◆ TO DO:
Filter the listing and keep only the lines with the word "видно".

*** Begin section ***

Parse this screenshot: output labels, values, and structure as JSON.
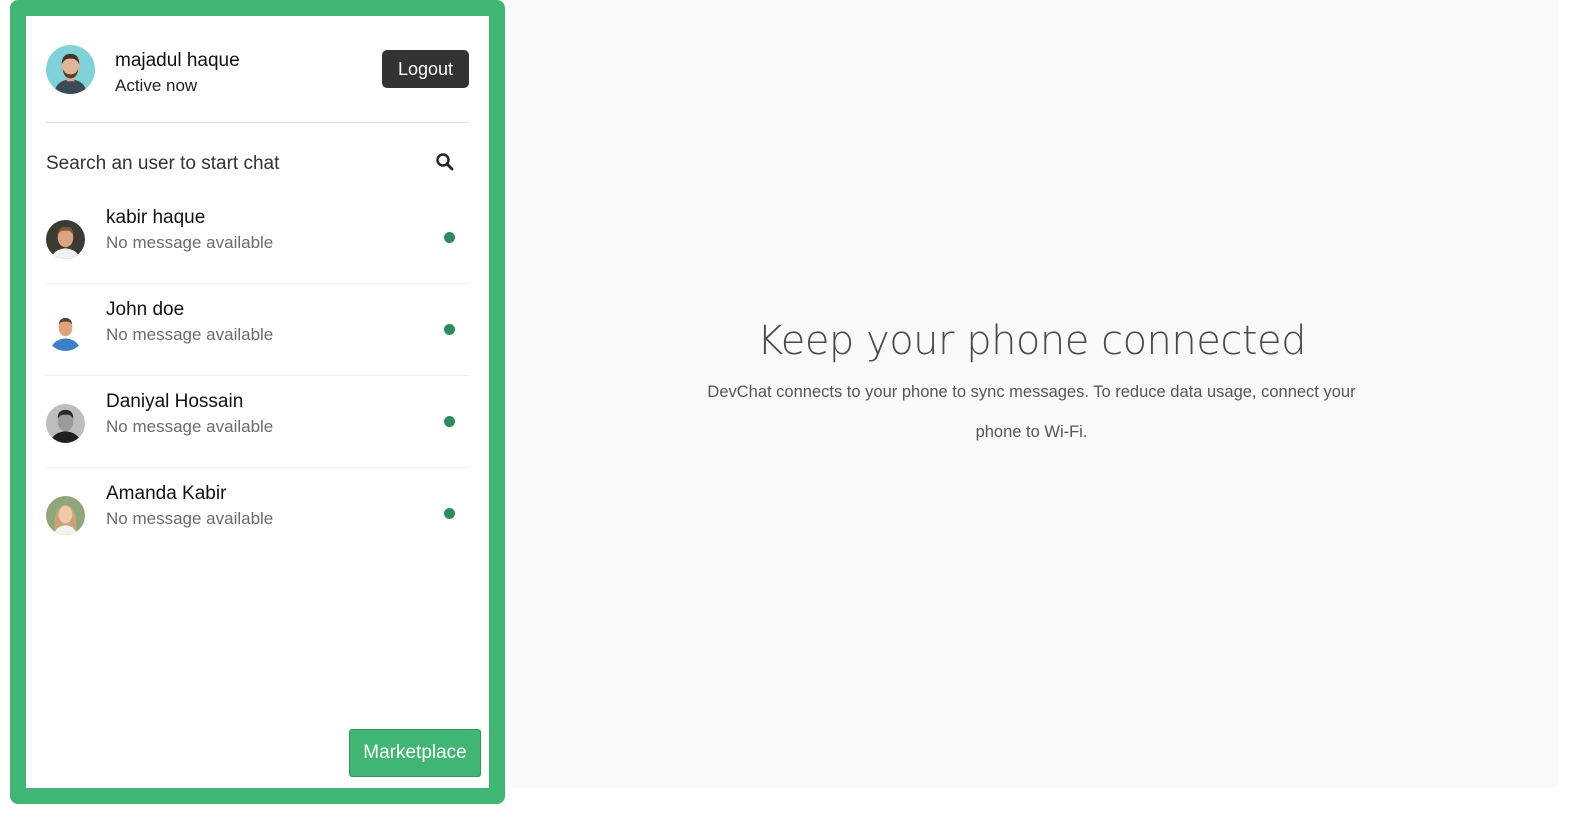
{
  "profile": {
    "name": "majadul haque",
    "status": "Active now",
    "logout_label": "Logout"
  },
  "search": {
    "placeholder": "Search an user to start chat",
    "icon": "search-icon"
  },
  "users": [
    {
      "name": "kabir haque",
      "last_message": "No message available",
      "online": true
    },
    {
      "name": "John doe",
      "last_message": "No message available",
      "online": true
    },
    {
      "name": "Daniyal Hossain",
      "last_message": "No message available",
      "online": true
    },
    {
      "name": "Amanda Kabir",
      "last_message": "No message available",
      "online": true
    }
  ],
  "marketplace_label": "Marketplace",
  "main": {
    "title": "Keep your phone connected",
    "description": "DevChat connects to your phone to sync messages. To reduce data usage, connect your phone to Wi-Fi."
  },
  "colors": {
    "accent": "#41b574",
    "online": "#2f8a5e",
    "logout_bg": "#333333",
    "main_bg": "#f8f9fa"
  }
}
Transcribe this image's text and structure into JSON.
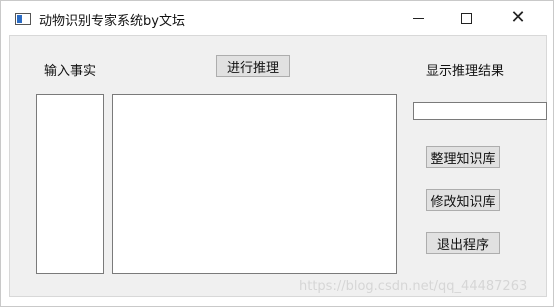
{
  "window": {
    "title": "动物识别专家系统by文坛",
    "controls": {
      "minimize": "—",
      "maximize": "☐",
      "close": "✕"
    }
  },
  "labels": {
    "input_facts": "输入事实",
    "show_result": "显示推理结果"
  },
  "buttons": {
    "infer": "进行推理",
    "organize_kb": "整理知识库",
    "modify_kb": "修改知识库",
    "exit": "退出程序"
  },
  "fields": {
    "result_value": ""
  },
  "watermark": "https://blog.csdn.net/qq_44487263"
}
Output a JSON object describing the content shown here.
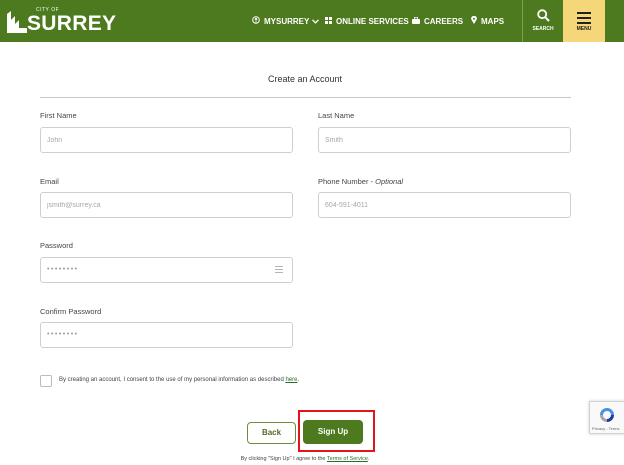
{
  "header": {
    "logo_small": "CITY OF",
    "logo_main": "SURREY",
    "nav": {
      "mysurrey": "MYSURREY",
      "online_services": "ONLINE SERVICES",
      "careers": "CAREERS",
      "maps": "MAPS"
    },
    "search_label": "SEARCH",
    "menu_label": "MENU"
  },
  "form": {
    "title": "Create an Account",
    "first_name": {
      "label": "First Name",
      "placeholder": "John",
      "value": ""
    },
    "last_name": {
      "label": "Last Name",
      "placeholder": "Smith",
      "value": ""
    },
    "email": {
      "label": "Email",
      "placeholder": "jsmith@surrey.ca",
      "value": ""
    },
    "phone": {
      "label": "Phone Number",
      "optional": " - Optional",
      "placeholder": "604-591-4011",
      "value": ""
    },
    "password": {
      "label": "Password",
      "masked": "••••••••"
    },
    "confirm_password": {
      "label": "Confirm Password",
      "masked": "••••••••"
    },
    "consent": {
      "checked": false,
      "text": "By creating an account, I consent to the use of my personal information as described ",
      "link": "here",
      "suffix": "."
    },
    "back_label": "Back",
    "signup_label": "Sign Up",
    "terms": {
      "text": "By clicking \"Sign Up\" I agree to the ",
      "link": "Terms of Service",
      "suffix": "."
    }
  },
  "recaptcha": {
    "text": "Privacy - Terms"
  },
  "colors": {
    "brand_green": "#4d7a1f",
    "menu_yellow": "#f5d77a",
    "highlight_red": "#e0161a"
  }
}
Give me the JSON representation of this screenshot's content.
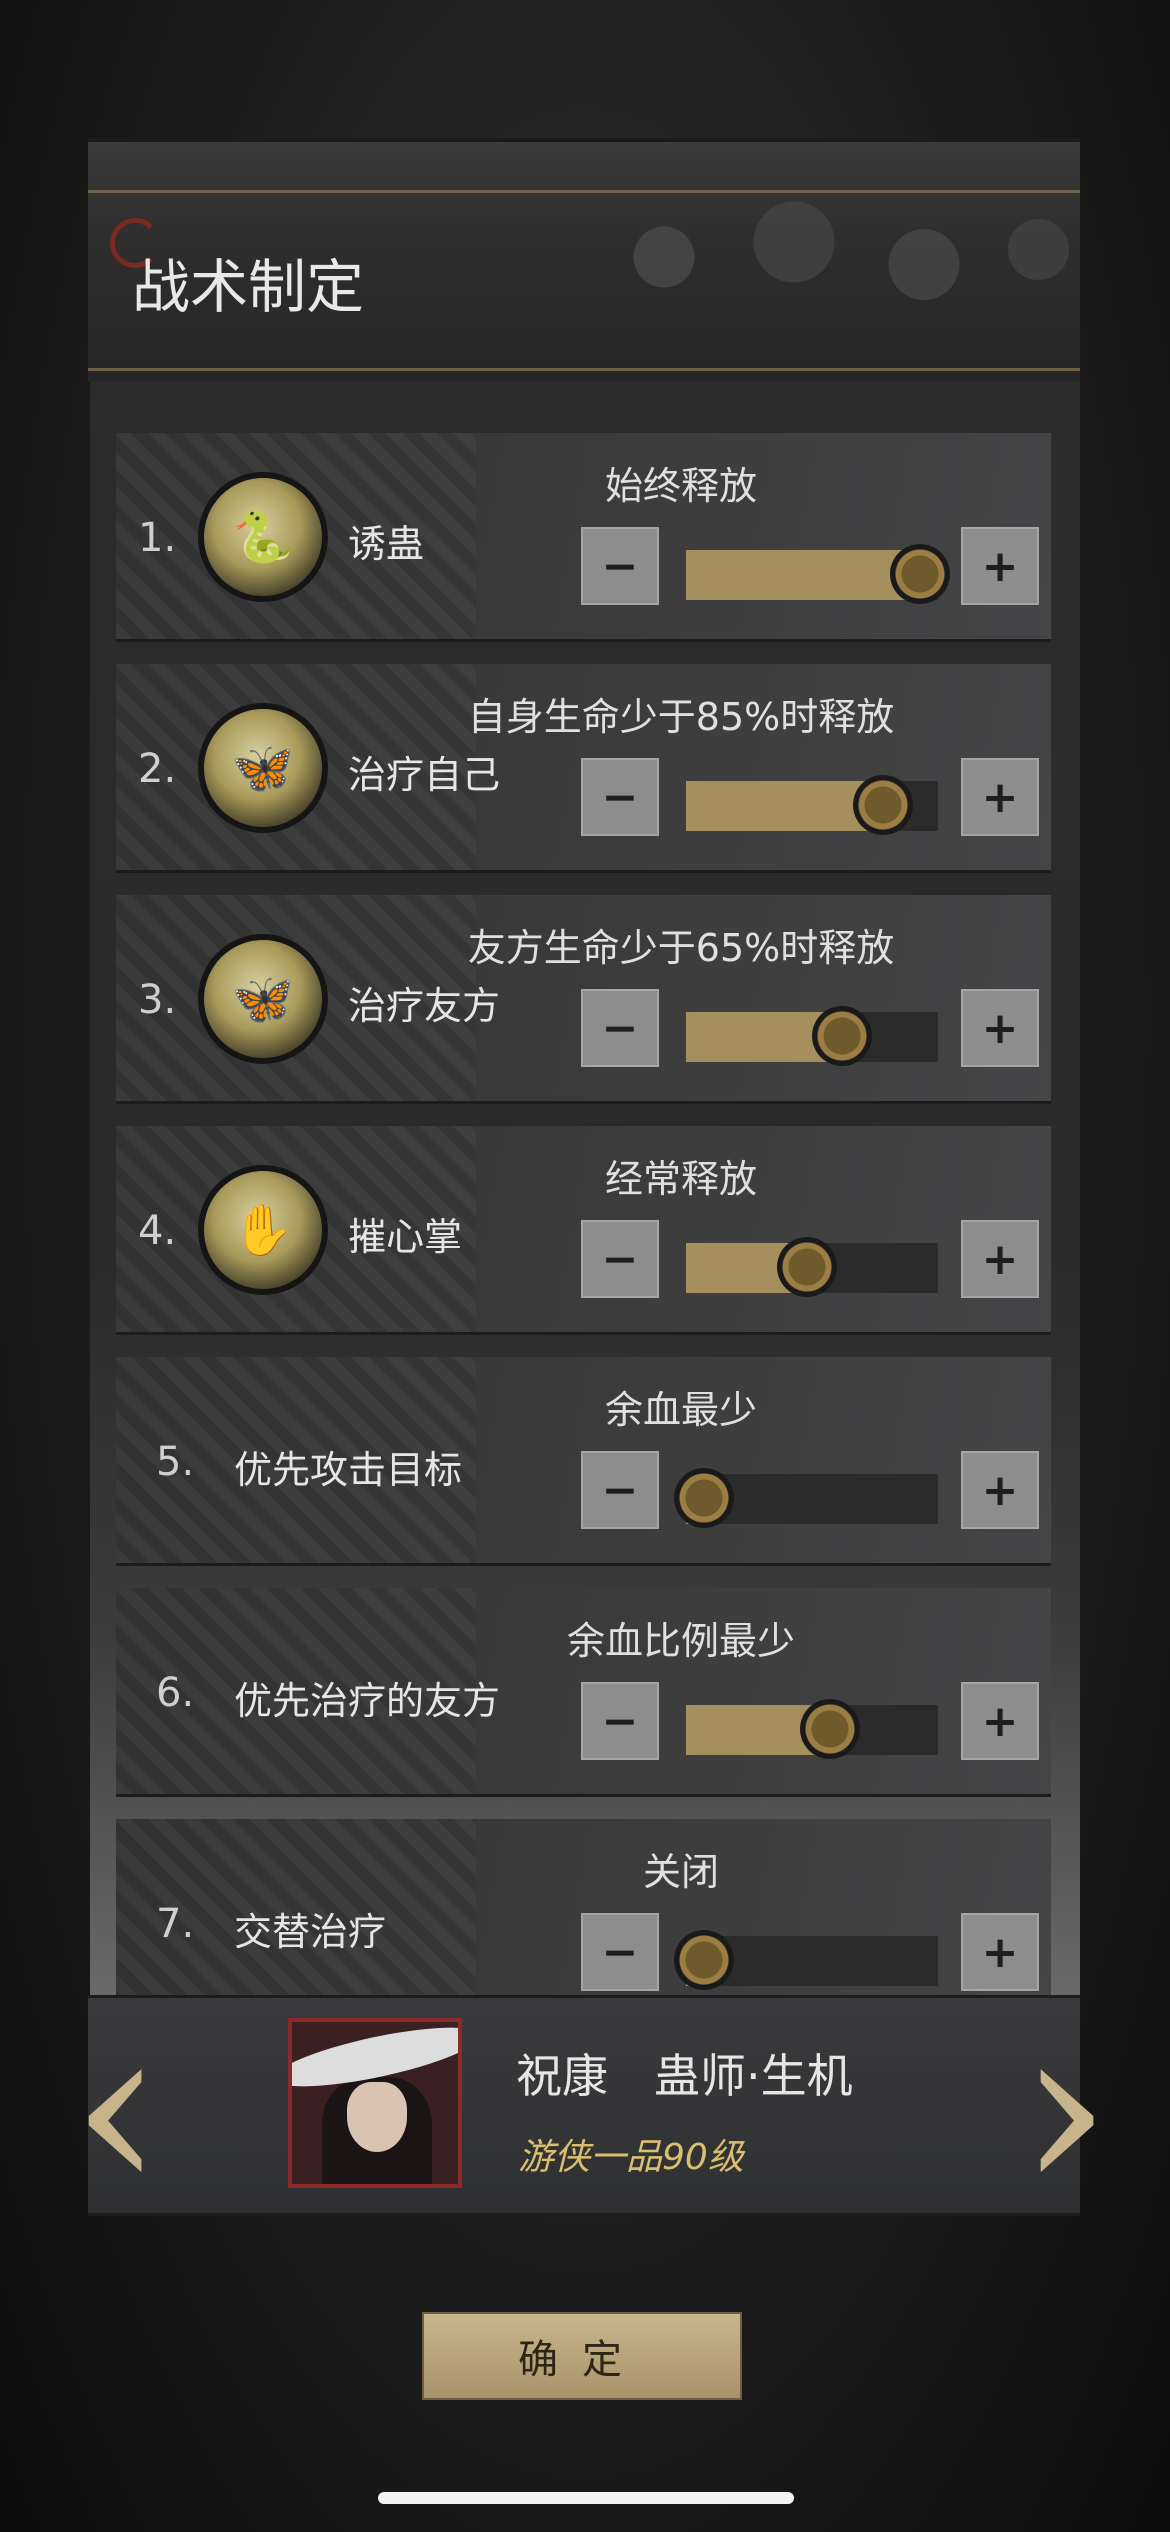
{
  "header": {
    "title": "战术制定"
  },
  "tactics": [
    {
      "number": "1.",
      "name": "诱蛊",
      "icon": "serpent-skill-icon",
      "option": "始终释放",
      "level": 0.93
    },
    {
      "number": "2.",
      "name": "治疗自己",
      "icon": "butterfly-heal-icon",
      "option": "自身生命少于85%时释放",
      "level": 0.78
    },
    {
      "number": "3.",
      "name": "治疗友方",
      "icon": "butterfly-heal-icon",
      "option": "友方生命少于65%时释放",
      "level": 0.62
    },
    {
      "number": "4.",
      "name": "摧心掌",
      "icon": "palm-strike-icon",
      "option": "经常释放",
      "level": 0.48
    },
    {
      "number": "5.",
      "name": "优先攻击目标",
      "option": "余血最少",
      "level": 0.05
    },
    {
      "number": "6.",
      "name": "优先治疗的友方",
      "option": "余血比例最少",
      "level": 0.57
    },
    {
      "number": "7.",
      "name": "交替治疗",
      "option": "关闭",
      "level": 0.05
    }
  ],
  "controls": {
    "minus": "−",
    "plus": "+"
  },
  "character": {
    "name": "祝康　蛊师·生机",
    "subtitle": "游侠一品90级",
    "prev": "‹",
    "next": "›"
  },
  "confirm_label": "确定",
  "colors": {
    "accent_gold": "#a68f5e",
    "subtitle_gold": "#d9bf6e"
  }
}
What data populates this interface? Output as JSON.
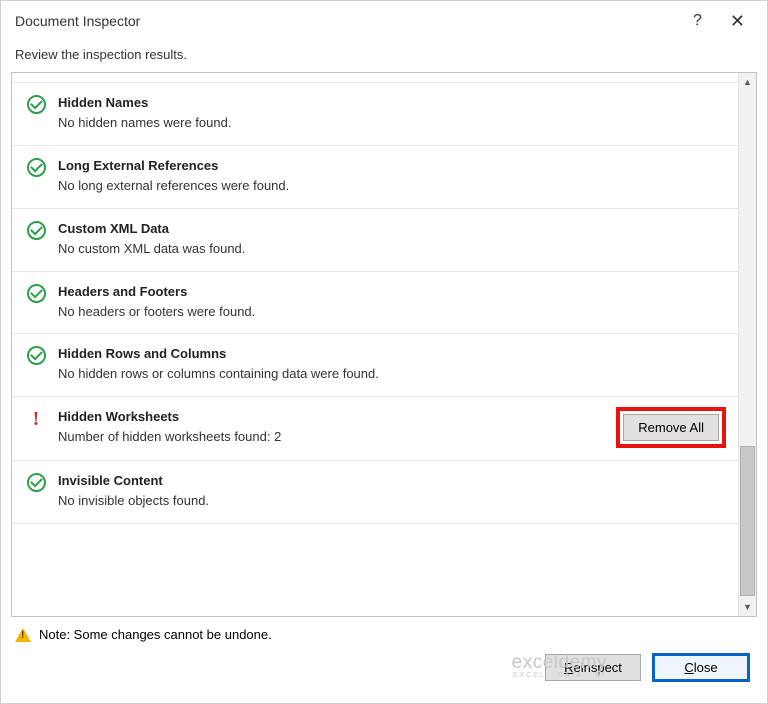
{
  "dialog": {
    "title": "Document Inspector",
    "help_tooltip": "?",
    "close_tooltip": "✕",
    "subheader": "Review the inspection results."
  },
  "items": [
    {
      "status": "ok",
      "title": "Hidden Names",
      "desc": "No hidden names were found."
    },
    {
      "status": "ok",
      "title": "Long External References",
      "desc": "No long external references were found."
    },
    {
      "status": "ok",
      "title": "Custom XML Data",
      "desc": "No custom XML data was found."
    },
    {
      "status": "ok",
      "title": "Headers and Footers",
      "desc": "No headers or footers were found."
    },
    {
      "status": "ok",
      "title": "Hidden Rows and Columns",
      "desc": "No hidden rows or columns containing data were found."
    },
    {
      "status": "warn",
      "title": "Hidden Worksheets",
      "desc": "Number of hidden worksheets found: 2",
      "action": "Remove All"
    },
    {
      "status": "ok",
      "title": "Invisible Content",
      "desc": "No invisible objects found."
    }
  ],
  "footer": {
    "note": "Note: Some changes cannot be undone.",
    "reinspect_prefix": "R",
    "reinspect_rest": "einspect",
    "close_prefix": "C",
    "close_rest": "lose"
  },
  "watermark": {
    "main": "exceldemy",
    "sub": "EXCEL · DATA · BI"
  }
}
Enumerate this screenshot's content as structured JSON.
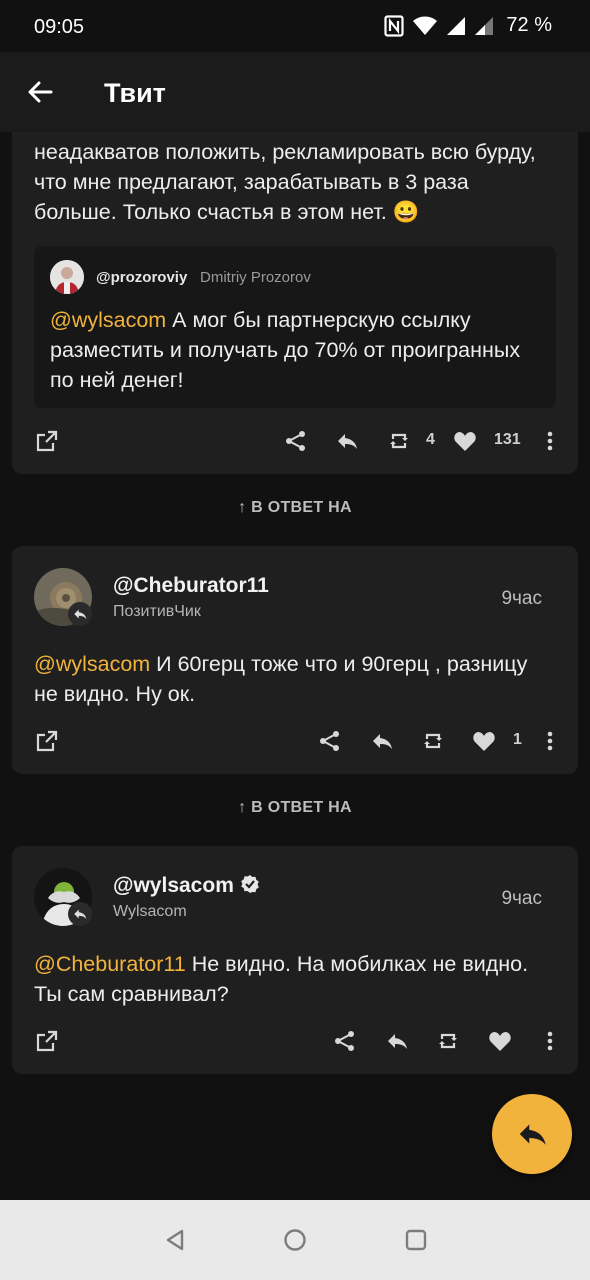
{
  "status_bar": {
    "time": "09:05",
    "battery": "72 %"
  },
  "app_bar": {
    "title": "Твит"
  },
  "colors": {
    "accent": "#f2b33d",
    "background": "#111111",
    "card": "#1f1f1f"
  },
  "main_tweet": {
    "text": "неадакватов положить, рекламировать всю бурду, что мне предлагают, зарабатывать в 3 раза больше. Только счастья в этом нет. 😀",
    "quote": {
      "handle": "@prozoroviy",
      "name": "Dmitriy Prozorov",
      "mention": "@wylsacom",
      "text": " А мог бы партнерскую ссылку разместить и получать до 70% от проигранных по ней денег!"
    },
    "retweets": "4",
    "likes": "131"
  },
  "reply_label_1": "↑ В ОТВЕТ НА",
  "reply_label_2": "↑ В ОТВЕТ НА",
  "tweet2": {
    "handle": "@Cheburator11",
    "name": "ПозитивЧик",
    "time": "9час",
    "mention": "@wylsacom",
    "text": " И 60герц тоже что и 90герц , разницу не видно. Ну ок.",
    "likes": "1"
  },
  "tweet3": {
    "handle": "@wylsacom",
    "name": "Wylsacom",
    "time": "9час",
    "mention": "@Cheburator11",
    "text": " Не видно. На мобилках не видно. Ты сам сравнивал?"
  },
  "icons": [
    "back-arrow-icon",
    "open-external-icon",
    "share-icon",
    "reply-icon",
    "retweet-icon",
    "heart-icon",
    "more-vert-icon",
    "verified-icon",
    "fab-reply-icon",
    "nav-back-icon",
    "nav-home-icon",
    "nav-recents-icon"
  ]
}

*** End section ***

◆ ANSWER TO THE PROBLEM:
    "text": " И 60герц тоже что и 90герц , разницу не видно. Ну ок.",
    "text": " Не видно. На мобилках не видно. Ты сам сравнивал?"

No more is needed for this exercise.